On the surface, this argument is compelling. After all, if marriage is one of the Church’s sacraments — so the argument goes — then marriage outside the Church is not sacramental and therefore not really marriage at all. But if so — the argument continues — then we shouldn’t really be concerned about governments debasing the meaning of marriage, as civil marriages have nothing to do with religious ones. This is an attractive line of reasoning because it promises to make the Church immune to the artifices of secular government, suggesting that religious marriage and civil marriage occupy what we might call “Non-overlapping magisteria.”
In my article Can Ecclesiastical Marriage Be Separate From Civil Marriage?, I have tried to demonstrate that this position is not only false, but also un-Orthodox. Building on the excellent article that Fr. John Whiteford has already contributed to O&H, I argue that although it is possible for there to be a complete separation between civil marriage and sacramental, this is a scenario that, as Orthodox Christians, we should not welcome.
Still — some may wonder — is there really a lot that Orthodox Christians can say about gay “marriage” that will be persuasive to those who do not hold our theocentric worldview? The impasse of communication that persists in the gay marriage debate has left some Christians suspecting that genuine dialogue with unbelievers about the meaning of marriage is futile. The thinking tends to run: If someone doesn’t share our Christian worldview, there isn’t much we can appeal to when defending traditional marriage. Moreover, why would it make sense for the other side to listen to us, given that they don’t share the worldview that gives rise to our understanding of marriage in the first place?
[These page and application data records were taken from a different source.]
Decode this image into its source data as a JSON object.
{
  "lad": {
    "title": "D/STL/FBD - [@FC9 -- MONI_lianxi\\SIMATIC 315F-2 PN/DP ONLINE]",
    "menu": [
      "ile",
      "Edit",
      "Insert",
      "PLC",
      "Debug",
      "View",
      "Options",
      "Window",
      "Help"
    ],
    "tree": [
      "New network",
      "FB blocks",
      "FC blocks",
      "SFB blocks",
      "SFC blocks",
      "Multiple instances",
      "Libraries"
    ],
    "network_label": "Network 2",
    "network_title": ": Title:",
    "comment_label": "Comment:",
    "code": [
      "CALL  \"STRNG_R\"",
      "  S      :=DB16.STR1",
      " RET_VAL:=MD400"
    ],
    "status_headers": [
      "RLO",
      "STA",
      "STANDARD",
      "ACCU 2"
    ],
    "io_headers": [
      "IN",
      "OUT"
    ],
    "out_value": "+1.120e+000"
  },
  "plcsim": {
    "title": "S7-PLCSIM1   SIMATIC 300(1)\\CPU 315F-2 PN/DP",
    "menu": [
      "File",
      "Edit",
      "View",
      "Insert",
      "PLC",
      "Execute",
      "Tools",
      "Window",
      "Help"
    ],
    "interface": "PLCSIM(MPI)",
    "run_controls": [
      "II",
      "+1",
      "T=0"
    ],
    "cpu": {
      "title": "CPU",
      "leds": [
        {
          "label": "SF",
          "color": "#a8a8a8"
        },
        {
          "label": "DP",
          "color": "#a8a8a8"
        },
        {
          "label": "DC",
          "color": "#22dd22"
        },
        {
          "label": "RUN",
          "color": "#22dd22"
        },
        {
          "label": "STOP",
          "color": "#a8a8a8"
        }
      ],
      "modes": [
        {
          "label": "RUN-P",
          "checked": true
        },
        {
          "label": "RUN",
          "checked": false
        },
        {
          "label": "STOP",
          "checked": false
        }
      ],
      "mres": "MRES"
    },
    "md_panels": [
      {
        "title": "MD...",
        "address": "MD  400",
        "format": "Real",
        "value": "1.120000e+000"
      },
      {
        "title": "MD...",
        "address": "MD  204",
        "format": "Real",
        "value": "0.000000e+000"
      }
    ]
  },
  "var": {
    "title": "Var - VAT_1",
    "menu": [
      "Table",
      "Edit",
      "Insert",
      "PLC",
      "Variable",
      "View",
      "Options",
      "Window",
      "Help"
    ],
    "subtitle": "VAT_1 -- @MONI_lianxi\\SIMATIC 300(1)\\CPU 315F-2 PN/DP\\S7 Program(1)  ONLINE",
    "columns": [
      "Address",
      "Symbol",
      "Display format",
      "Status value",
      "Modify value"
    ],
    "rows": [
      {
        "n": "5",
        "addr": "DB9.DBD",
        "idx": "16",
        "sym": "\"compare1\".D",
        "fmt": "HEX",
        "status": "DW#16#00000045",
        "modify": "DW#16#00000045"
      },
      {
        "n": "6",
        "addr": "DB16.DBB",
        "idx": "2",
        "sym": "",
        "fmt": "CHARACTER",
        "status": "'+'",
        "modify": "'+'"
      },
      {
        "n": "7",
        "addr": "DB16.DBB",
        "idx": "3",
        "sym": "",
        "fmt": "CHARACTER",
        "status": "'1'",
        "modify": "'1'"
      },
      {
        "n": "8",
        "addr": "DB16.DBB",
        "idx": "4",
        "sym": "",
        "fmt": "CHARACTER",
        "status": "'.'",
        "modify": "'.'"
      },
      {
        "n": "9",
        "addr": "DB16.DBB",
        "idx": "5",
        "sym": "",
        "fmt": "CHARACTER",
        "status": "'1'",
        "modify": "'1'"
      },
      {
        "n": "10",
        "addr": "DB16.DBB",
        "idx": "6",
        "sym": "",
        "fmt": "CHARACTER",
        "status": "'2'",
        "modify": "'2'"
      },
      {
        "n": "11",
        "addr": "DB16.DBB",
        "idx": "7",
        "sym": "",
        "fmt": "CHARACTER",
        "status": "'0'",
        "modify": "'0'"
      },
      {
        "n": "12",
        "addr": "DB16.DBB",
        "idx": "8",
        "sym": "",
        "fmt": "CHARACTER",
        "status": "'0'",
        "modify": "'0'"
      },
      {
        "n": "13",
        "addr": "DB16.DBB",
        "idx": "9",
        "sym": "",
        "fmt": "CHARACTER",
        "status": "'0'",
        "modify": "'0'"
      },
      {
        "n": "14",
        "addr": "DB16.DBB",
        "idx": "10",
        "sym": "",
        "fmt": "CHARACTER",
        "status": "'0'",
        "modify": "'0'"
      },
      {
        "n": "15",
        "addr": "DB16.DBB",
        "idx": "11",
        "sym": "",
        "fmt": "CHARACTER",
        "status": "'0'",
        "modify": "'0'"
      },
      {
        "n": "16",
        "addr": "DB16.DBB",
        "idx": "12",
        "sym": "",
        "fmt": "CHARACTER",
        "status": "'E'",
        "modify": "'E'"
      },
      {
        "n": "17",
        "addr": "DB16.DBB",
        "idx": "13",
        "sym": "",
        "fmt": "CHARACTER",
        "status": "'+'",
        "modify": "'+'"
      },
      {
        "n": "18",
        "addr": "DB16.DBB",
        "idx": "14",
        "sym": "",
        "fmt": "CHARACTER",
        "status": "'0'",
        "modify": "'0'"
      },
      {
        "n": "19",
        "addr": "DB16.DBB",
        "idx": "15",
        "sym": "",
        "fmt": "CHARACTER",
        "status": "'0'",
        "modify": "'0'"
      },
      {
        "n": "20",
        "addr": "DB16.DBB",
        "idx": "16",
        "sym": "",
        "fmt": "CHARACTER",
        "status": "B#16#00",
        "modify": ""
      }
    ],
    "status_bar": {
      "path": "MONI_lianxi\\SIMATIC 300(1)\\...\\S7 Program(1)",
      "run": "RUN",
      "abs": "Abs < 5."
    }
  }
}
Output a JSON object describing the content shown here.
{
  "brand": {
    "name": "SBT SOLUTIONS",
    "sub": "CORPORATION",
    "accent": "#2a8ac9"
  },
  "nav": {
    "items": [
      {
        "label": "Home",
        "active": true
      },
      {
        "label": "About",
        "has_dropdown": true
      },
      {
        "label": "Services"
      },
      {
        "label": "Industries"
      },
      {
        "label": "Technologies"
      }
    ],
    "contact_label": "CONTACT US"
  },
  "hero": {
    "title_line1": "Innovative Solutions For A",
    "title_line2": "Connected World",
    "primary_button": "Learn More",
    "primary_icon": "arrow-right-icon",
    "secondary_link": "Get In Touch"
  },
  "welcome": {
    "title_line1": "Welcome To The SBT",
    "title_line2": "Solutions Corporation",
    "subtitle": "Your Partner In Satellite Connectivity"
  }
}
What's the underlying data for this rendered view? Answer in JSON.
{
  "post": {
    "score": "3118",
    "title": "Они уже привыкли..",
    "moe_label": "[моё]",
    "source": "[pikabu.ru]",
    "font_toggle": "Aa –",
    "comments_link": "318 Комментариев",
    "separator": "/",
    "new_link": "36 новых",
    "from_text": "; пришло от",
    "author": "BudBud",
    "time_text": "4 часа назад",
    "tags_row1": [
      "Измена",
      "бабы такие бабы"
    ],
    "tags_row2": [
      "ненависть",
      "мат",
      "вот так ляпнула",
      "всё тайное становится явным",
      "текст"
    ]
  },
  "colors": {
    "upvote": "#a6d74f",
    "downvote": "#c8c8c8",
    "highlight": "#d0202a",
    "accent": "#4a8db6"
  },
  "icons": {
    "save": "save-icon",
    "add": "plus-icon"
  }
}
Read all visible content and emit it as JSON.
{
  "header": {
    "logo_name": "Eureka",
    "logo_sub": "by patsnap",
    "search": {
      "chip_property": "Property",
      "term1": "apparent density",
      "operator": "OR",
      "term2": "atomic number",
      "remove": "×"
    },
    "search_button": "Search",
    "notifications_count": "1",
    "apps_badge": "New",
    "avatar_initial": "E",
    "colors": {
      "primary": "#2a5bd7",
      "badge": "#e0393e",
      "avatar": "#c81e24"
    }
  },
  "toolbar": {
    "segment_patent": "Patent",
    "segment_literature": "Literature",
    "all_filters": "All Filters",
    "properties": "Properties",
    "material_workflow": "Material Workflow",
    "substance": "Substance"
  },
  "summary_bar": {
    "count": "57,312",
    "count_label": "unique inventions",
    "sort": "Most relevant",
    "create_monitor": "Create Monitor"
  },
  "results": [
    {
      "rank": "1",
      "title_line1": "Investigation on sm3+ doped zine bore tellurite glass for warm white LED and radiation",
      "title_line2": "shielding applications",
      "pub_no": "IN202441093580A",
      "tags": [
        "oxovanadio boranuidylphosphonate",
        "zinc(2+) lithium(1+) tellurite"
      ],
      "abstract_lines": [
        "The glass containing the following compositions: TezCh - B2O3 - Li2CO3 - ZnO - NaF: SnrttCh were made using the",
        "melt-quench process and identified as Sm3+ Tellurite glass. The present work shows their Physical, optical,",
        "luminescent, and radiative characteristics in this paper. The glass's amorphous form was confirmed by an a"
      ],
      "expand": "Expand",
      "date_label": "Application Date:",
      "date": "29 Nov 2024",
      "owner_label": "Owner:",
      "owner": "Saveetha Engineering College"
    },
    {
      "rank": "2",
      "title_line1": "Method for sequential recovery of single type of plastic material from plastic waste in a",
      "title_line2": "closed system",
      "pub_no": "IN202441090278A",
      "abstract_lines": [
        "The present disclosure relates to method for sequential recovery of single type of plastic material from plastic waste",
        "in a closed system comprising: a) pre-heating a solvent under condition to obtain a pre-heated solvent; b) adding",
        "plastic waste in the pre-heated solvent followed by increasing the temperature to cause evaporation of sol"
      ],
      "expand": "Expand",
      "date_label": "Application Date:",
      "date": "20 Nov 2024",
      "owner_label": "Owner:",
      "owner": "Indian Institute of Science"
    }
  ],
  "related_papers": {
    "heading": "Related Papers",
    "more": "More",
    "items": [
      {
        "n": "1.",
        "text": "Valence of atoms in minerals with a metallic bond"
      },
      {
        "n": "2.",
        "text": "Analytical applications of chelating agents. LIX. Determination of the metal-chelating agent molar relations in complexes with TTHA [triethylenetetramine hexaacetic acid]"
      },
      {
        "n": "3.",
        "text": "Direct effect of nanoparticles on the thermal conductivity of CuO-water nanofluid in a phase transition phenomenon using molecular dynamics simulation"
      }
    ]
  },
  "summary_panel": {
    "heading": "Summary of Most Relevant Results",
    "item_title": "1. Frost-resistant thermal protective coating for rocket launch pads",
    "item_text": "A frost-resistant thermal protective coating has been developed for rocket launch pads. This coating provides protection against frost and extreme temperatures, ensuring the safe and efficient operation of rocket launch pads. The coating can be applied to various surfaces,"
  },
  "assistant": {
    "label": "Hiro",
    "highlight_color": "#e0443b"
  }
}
This seems to be the position towards which Peter Leithart and other writers at First Things are leaning. I have attempted to articulate the problem with this position in my Colson Center article Gay Marriage and Creational Realism. In this article, I argue that underlying Dr. Leithart’s approach is a radically nominalist view of creation. The spectre of Nominalism is never far from even the best Protestant theology, and is particularly potent in the reformed tradition to which Leithart generally belongs. In the case of gay marriage, an implicit nominalism is seen in the turn from teleology towards a type of divine constructionism, in which ethics are reduced to a competition in creation between the wills of both God and man. In Gay Marriage and Creational Realism, I have tried to demonstrate that once a nominalist framework is operational (even on an implicit level), all we can do is retreat from the public conversation, or else make a nuisance of ourselves by trying to enter the public conversation armed only with handfuls of Scripture references.
But what might a realist (i.e., a non-nominalist) approach to the gay marriage issue look like? This is a question I have tried to answer in my three-fold series on the meaning of marriage that I wrote for the Colson Center earlier this year (2013). Because my argument is dense (so I have been told), I will not attempt to summarize, but will simply include links to the articles:
Finally, I have attempted to bring the discussion up to date in my recent assessment of the winners and losers of the Supreme Court’s recent ruling on gay marriage.
One thing is certain: this issue is not going to go away. All the more reason why it is crucial for Orthodox Christians to develop a prayerful and thoroughly Orthodox approach to these important questions.